▸ PROBLEM DESCRIPTION: Nothing in the entries may differ when you return them.

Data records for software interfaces
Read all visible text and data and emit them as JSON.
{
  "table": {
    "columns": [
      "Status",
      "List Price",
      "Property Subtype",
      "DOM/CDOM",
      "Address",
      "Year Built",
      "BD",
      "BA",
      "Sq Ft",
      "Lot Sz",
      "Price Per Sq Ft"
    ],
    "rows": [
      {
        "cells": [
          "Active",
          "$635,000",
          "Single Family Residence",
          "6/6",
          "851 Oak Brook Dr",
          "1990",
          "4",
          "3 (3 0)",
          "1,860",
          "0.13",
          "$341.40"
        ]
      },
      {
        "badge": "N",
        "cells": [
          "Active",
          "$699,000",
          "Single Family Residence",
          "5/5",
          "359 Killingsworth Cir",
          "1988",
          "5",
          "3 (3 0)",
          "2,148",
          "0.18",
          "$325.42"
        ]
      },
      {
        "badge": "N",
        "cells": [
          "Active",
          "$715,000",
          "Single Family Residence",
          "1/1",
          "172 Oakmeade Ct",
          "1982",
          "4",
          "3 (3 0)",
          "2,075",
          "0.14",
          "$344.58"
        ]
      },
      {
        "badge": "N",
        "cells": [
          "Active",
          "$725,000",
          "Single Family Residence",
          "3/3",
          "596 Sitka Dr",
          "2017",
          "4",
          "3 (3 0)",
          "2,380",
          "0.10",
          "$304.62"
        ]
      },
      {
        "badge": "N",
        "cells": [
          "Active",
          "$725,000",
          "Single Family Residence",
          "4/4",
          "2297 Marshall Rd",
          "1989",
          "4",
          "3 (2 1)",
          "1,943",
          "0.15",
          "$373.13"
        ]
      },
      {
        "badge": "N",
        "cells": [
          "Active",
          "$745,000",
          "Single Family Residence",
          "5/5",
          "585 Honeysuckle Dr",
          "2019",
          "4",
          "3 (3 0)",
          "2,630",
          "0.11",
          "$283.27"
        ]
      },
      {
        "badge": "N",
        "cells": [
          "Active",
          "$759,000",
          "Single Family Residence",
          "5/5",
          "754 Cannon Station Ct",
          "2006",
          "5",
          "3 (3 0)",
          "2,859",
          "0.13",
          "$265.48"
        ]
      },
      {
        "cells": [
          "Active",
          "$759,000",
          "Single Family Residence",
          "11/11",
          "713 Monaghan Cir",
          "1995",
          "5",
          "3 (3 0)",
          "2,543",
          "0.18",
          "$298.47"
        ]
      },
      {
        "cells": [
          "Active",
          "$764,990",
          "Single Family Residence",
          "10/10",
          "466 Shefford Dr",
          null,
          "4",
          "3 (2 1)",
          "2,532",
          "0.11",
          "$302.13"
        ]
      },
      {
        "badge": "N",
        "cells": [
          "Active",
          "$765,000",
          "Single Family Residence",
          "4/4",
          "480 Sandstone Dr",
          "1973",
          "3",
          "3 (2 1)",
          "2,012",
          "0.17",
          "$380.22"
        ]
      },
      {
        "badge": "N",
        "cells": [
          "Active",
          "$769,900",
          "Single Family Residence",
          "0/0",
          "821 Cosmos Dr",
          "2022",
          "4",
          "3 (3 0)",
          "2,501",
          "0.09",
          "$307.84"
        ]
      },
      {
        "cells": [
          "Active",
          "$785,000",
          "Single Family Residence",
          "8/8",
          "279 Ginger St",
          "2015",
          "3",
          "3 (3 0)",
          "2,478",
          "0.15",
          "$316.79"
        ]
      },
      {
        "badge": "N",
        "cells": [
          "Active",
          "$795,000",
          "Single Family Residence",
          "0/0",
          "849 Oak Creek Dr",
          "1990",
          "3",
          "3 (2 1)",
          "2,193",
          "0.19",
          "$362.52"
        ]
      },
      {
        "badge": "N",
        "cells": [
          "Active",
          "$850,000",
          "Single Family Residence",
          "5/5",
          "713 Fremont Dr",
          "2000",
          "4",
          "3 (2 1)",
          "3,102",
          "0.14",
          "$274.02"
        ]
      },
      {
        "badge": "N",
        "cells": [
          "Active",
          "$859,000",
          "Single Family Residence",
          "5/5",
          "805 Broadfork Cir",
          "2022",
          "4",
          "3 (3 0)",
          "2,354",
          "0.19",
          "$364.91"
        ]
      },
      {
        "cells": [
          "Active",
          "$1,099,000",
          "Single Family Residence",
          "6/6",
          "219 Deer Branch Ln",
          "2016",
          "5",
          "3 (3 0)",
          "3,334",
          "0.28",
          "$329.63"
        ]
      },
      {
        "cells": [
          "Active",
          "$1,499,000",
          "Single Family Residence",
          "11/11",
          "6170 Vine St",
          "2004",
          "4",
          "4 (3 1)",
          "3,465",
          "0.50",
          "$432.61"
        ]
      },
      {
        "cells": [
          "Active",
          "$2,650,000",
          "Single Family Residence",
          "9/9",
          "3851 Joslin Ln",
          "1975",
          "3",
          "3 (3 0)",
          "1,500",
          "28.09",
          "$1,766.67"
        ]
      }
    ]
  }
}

▸ EXERCISE RESULT:
Read all visible text and data and emit them as JSON.
{
  "table": {
    "columns": [
      "Status",
      "List Price",
      "Property Subtype",
      "DOM/CDOM",
      "Address",
      "Year Built",
      "BD",
      "BA",
      "Sq Ft",
      "Lot Sz",
      "Price Per Sq Ft"
    ],
    "rows": [
      {
        "cells": [
          "Active",
          "$635,000",
          "Single Family Residence",
          "6/6",
          "851 Oak Brook Dr",
          "1990",
          "4",
          "3 (3 0)",
          "1,860",
          "0.13",
          "$341.40"
        ]
      },
      {
        "badge": "N",
        "cells": [
          "Active",
          "$699,000",
          "Single Family Residence",
          "5/5",
          "359 Killingsworth Cir",
          "1988",
          "5",
          "3 (3 0)",
          "2,148",
          "0.18",
          "$325.42"
        ]
      },
      {
        "badge": "N",
        "cells": [
          "Active",
          "$715,000",
          "Single Family Residence",
          "1/1",
          "172 Oakmeade Ct",
          "1982",
          "4",
          "3 (3 0)",
          "2,075",
          "0.14",
          "$344.58"
        ]
      },
      {
        "badge": "N",
        "cells": [
          "Active",
          "$725,000",
          "Single Family Residence",
          "3/3",
          "596 Sitka Dr",
          "2017",
          "4",
          "3 (3 0)",
          "2,380",
          "0.10",
          "$304.62"
        ]
      },
      {
        "badge": "N",
        "cells": [
          "Active",
          "$725,000",
          "Single Family Residence",
          "4/4",
          "2297 Marshall Rd",
          "1989",
          "4",
          "3 (2 1)",
          "1,943",
          "0.15",
          "$373.13"
        ]
      },
      {
        "badge": "N",
        "cells": [
          "Active",
          "$745,000",
          "Single Family Residence",
          "5/5",
          "585 Honeysuckle Dr",
          "2019",
          "4",
          "3 (3 0)",
          "2,630",
          "0.11",
          "$283.27"
        ]
      },
      {
        "badge": "N",
        "cells": [
          "Active",
          "$759,000",
          "Single Family Residence",
          "5/5",
          "754 Cannon Station Ct",
          "2006",
          "5",
          "3 (3 0)",
          "2,859",
          "0.13",
          "$265.48"
        ]
      },
      {
        "cells": [
          "Active",
          "$759,000",
          "Single Family Residence",
          "11/11",
          "713 Monaghan Cir",
          "1995",
          "5",
          "3 (3 0)",
          "2,543",
          "0.18",
          "$298.47"
        ]
      },
      {
        "cells": [
          "Active",
          "$764,990",
          "Single Family Residence",
          "10/10",
          "466 Shefford Dr",
          null,
          "4",
          "3 (2 1)",
          "2,532",
          "0.11",
          "$302.13"
        ]
      },
      {
        "badge": "N",
        "cells": [
          "Active",
          "$765,000",
          "Single Family Residence",
          "4/4",
          "480 Sandstone Dr",
          "1973",
          "3",
          "3 (2 1)",
          "2,012",
          "0.17",
          "$380.22"
        ]
      },
      {
        "badge": "N",
        "cells": [
          "Active",
          "$769,900",
          "Single Family Residence",
          "0/0",
          "821 Cosmos Dr",
          "2022",
          "4",
          "3 (3 0)",
          "2,501",
          "0.09",
          "$307.84"
        ]
      },
      {
        "cells": [
          "Active",
          "$785,000",
          "Single Family Residence",
          "8/8",
          "279 Ginger St",
          "2015",
          "3",
          "3 (3 0)",
          "2,478",
          "0.15",
          "$316.79"
        ]
      },
      {
        "badge": "N",
        "cells": [
          "Active",
          "$795,000",
          "Single Family Residence",
          "0/0",
          "849 Oak Creek Dr",
          "1990",
          "3",
          "3 (2 1)",
          "2,193",
          "0.19",
          "$362.52"
        ]
      },
      {
        "badge": "N",
        "cells": [
          "Active",
          "$850,000",
          "Single Family Residence",
          "5/5",
          "713 Fremont Dr",
          "2000",
          "4",
          "3 (2 1)",
          "3,102",
          "0.14",
          "$274.02"
        ]
      },
      {
        "badge": "N",
        "cells": [
          "Active",
          "$859,000",
          "Single Family Residence",
          "5/5",
          "805 Broadfork Cir",
          "2022",
          "4",
          "3 (3 0)",
          "2,354",
          "0.19",
          "$364.91"
        ]
      },
      {
        "cells": [
          "Active",
          "$1,099,000",
          "Single Family Residence",
          "6/6",
          "219 Deer Branch Ln",
          "2016",
          "5",
          "3 (3 0)",
          "3,334",
          "0.28",
          "$329.63"
        ]
      },
      {
        "cells": [
          "Active",
          "$1,499,000",
          "Single Family Residence",
          "11/11",
          "6170 Vine St",
          "2004",
          "4",
          "4 (3 1)",
          "3,465",
          "0.50",
          "$432.61"
        ]
      },
      {
        "cells": [
          "Active",
          "$2,650,000",
          "Single Family Residence",
          "9/9",
          "3851 Joslin Ln",
          "1975",
          "3",
          "3 (3 0)",
          "1,500",
          "28.09",
          "$1,766.67"
        ]
      }
    ]
  }
}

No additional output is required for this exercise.